‘“Waiting to disappear”  International and Regional Standards for the Protection and Promotion of the Human Rights of Persons with Albinism’ highlights the obligation that states and the international community have to promote and protect the human rights of persons with albinism – characterised by the complete or partial absence of pigment in the skin, hair and eyes.

Although it affects all gender and ethnic groups around the world, severe misunderstanding about the condition can lead to human rights violations, ranging from unequal access to education and work, to violent physical attacks.

Myths surrounding those with albinism are also common – with some people believing their body parts can cure disease, or bring wealth and good luck. Witchcraft practitioners in Sub-Saharan Africa use the body parts in rituals, and will pay a high price to obtain them, leading to the mutilation and murder of persons with albinism.

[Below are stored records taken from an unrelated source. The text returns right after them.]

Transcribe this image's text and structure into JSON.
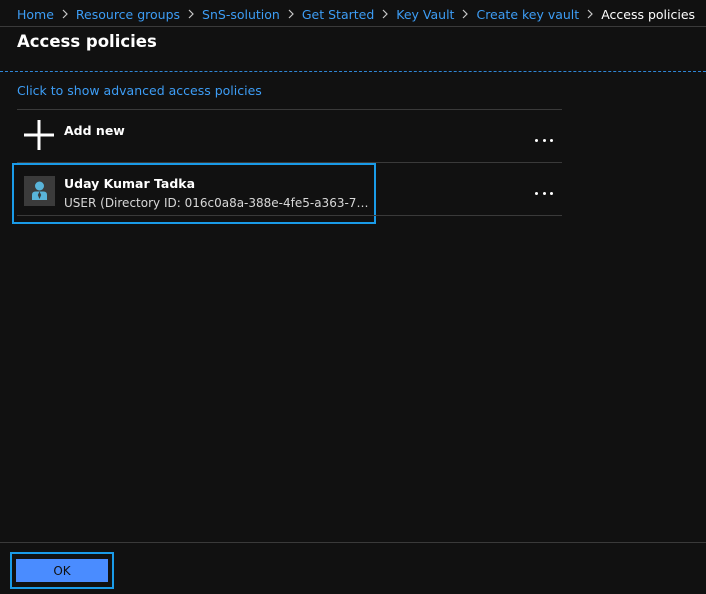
{
  "breadcrumb": {
    "items": [
      {
        "label": "Home"
      },
      {
        "label": "Resource groups"
      },
      {
        "label": "SnS-solution"
      },
      {
        "label": "Get Started"
      },
      {
        "label": "Key Vault"
      },
      {
        "label": "Create key vault"
      }
    ],
    "current": "Access policies"
  },
  "page": {
    "title": "Access policies"
  },
  "advanced_link": "Click to show advanced access policies",
  "add_new": {
    "label": "Add new",
    "icon": "plus-icon"
  },
  "policies": [
    {
      "name": "Uday Kumar Tadka",
      "detail": "USER (Directory ID: 016c0a8a-388e-4fe5-a363-7a...",
      "icon": "user-icon"
    }
  ],
  "footer": {
    "ok_label": "OK"
  },
  "colors": {
    "background": "#111111",
    "link": "#3d9df5",
    "focus_outline": "#1a9be8",
    "primary_button": "#4a8cff"
  }
}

The Task Force’s report also sets out a series of recommendations, including:

  • Legislation that does not comply with international and regional human rights standards should be amended or abolished, and necessary laws criminalising and punishing any acts of violence or discrimination against persons with albinism introduced.
  • Any allegations of human rights violations against people with albinism should be investigated promptly, thoroughly and independently, and the rights of victims to adequate, fair and effective remedy and reparation guaranteed.
  • Measures to ensure equal access to the highest standard of mental and physical health, education and work should be available to those with albinism.
  • The lack of data regarding people with albinism, specifically their regional and national numbers, should be addressed, and their situational needs monitored and met.
  • Those with albinism, and their regional, national and local organisations, should be meaningfully consulted and involved in the creation and implementation of effective measures.

Ikponwosa Ero, United Nations Independent Expert on the Enjoyment of Human Rights by Persons with Albinism and a member of the Task Force, comments: ‘The use of the standards laid out in this paper, particularly the implementation of its recommendations, promises to contribute to the eradication of the real and palpable fear that has crippled persons with albinism and their families in the wake of attacks.’

To download the report, go to tinyurl.com/yavjenzc


Podcast: refugees struggle to access legal advice

Following the March 2016 agreement between the European Union and Turkey to control the influx of migrants entering Europe, thousands of refugees are now confined to Lesvos and other Greek islands. A new IBA podcast focuses on lawyers and aid workers as they attempt to gain access to those in greatest need of legal advice.

Struggling to access legal support and information on filing asylum applications, many refugees are interned in pre-removal detention camps where they face poor living conditions, or potential deportation back to an unsafe home environment.

In this exclusive report from Lesvos, Global Insight speaks to Achilleas Tzemos, Lesvos Field Coordinator with Médecins Sans Frontières; Ariel Ricker, Executive Director of legal NGO Advocates Abroad; and Anahi Ayala, Humanitarian Director at information NGO Internews.

This and other IBA podcasts are available at www.ibanet.org/Podcasts/Home